APALI | Asian Pacific American Leadership Initiative

The Mission

APALI began in the fall of 2001 as an initiative of the Pan-Asian American Community House. Through collaboration, PAACH staff and students developed an experiential program to meet the needs of the Asian pacific American (APA) community.The mission of the Asian Pacific American Leadership Initiative (APALI) is to empower students through identity exploration and leadership training in order to provide a foundation to support future endeavors.

The Objectives

APALI achieves this mission through the following objectives:

  1. Students will explore their leadership style through a multicultural lens
  2. Students’ individual experiences will contribute to the growth of the entire group
  3. Students will experience the complexities of the APA community
  4. Students will gain an understanding of a Pan-Asian American identity
  5. Students will be equipped to serve as agents of change in their future endeavors

The Program

The Retreat

The APALI Retreat sets the foundation for the rest of the program. Participants go off-campus for a weekend retreat and begin to build relationships with each other and develop tangible leadership skills that can be used in the future.

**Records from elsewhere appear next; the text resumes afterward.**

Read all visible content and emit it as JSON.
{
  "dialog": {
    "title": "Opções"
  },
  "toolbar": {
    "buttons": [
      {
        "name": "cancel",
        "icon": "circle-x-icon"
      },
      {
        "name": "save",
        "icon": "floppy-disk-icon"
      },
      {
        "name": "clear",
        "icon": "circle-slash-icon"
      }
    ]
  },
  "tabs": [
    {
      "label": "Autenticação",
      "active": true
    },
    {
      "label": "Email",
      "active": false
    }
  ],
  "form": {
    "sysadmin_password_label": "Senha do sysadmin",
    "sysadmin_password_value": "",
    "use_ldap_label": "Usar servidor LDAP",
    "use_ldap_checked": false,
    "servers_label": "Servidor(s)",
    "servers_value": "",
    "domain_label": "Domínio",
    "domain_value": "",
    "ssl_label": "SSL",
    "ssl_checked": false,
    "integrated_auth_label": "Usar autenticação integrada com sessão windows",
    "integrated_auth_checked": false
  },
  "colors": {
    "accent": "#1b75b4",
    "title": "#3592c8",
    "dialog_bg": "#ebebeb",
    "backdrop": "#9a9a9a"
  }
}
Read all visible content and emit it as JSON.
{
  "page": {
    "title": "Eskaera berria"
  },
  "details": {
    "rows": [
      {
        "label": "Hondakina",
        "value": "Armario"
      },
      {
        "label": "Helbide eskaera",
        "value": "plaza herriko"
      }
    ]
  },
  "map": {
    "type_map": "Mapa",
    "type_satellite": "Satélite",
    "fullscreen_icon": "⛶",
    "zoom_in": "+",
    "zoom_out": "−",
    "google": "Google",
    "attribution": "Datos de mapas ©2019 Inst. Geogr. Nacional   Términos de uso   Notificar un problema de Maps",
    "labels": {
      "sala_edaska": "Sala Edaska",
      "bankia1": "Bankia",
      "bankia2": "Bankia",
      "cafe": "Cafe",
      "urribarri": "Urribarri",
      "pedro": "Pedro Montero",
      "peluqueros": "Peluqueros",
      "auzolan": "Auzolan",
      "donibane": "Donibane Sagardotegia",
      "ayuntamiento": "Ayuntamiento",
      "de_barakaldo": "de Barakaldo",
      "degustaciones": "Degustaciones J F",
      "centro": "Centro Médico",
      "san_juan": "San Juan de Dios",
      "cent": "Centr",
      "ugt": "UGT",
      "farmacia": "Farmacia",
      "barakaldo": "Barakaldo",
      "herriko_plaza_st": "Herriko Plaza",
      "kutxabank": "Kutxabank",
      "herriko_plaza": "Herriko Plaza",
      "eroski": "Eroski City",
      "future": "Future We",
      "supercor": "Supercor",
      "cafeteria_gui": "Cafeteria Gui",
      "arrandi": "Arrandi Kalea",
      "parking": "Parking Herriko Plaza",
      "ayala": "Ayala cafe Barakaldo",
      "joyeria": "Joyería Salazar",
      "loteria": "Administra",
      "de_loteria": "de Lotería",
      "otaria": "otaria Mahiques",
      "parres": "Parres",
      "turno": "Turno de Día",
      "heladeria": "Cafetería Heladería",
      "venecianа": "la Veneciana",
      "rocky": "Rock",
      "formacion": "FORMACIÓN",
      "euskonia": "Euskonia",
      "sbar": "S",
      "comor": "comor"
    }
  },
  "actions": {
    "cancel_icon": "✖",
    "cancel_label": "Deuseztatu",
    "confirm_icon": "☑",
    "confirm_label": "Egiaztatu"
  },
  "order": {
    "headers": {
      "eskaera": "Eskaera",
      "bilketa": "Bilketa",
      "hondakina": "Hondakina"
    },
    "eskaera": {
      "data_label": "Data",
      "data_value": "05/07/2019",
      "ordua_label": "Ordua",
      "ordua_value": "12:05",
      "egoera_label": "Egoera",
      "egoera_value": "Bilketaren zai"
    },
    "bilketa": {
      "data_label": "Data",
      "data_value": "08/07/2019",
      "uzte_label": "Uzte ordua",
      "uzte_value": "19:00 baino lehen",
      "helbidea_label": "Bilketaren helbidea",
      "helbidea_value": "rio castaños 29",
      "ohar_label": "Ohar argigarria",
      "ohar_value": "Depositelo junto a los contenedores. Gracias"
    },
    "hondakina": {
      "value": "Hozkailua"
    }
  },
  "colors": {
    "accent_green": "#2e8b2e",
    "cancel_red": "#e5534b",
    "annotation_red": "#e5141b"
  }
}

They do this as they explore their identities and discuss issues that are pertinent to the Asian Pacific American community.

The Sessions

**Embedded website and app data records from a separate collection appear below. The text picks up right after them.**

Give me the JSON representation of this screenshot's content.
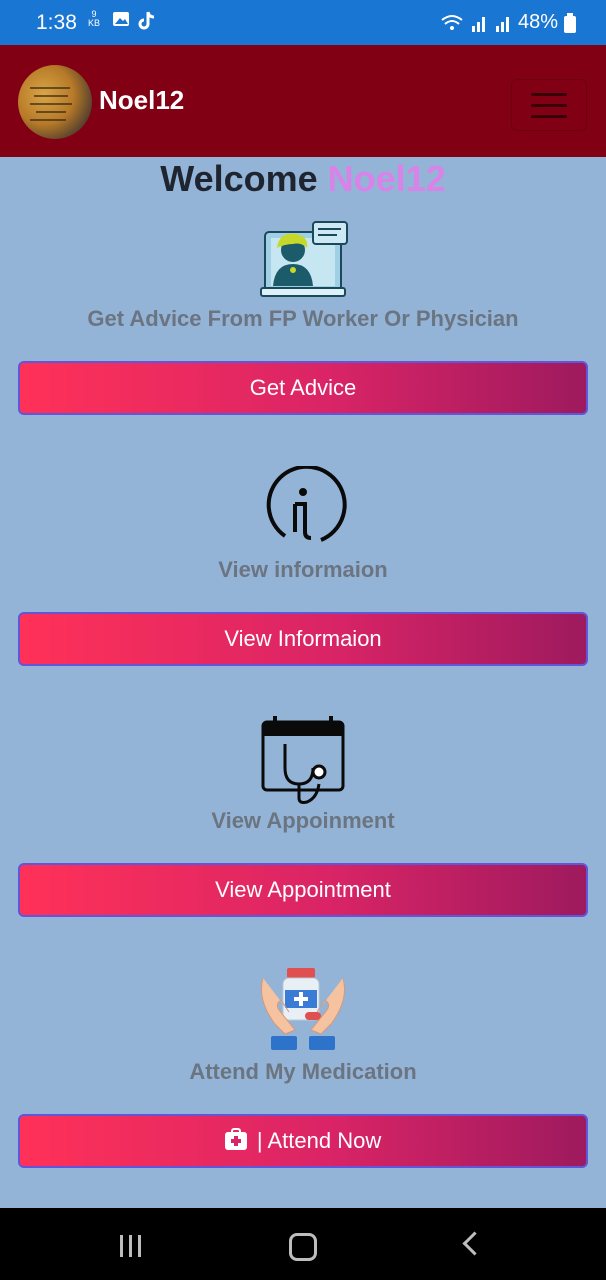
{
  "status_bar": {
    "time": "1:38",
    "kb_top": "9",
    "kb_bottom": "KB",
    "battery": "48%"
  },
  "header": {
    "brand": "Noel12"
  },
  "welcome": {
    "prefix": "Welcome",
    "username": "Noel12"
  },
  "sections": [
    {
      "label": "Get Advice From FP Worker Or Physician",
      "button": "Get Advice"
    },
    {
      "label": "View informaion",
      "button": "View Informaion"
    },
    {
      "label": "View Appoinment",
      "button": "View Appointment"
    },
    {
      "label": "Attend My Medication",
      "button": "| Attend Now"
    }
  ],
  "colors": {
    "status_bar": "#1976d2",
    "header": "#810014",
    "background": "#94b4d7",
    "button_gradient_start": "#ff3158",
    "button_gradient_end": "#9e1a5e",
    "username_accent": "#d982e8"
  },
  "icons": [
    "doctor-consult-icon",
    "info-icon",
    "calendar-stethoscope-icon",
    "medication-hands-icon",
    "first-aid-kit-icon"
  ]
}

Following the retreat, members commit to attending 6 sessions throughout the semester. These sessions are usually every other Tuesday from 6:30PM – 9:00PM and are led by two facilitators who have undergone the APALI experience. Topics vary from year to year and evolve with the issues that are facing the APA community. Topics that have been discussed in the past include public speaking, consensus building, model minority, perpetual foreigner, affirmative action, hate crimes and other issues that are relevant to the APA community. By sharing their past experiences, engaging in dialogue, and participating in planned activities, participants learn experientially about their identity, empower themselves, and consequently prepare themselves for leadership roles in the future.

The Resources

In addition to the workshops, APALI subsidizes conference attendance for each student to develop leaderships skills relevant to issues within and beyond the APA community. Some conferences that past APALI graduates have attended include the East Coast Asian American Student Union Conference (ECAASU), the Korean American Students Conference (KASCON), and the Filipino Intercollegiate Networking Dialogue (FIND).

Furthermore, by collaborating with other groups and campus resources, APALI participants are exposed to different aspects of campus life.

Getting Involved

To become a part of APALI, you must be nominated (self-nominations are accepted) and submit an application. For more information, email paach@lists.upenn.edu.


As Asian Americans, APALI introduced us to a dialogue about personal cultural identities and where those identities placed us in society. I’m so grateful that it made me aware of APA achievements, historical roots, and issues of concern that still need to be addressed. For the welcoming inclusion that APALI and PAACH offered, it has honestly been among the greatest experiences I have ever had in my life. It drastically affected my worldview, as well as fueled my motivations to give back to the Asian Pacific American community at Penn. Bringing the state of the APA community into our consciousness also inspires young students, who have so much potential, to factor in the well being of these minority communities into their involvement. The program is an innovative way of learning in itself, as it draws upon a combination of external knowledge, personal history, and shared experiences with the rest of the APALI class. Getting to talk so readily and draw upon my own experiences instead of regurgitating external readings really drives the message home and encourages personal involvement to the subject matter.

APALI to me was really the most amazing and rewarding experience I’ve had at Penn. On a more global scale, it really helped me redefine my identity as an Asian American and opened my eyes to a lot of the issues that Asian Americans face in everyday life. Were it not for my experiences in APALI I would not have been so moved and inspired to get involved in the APA community at Penn and apply/get selected for APAHW board and the PEER mentoring program. On a more personal note, the talks really helped me better understand some of the issues that my family had, particularly my parents, and allowed me to form better relationships with them. I think APALI needs to be continued in order to offer an outlet where people who are interested in APA issues can meet each other and mutually inspire each other to become more pro-active and involved in the Penn community.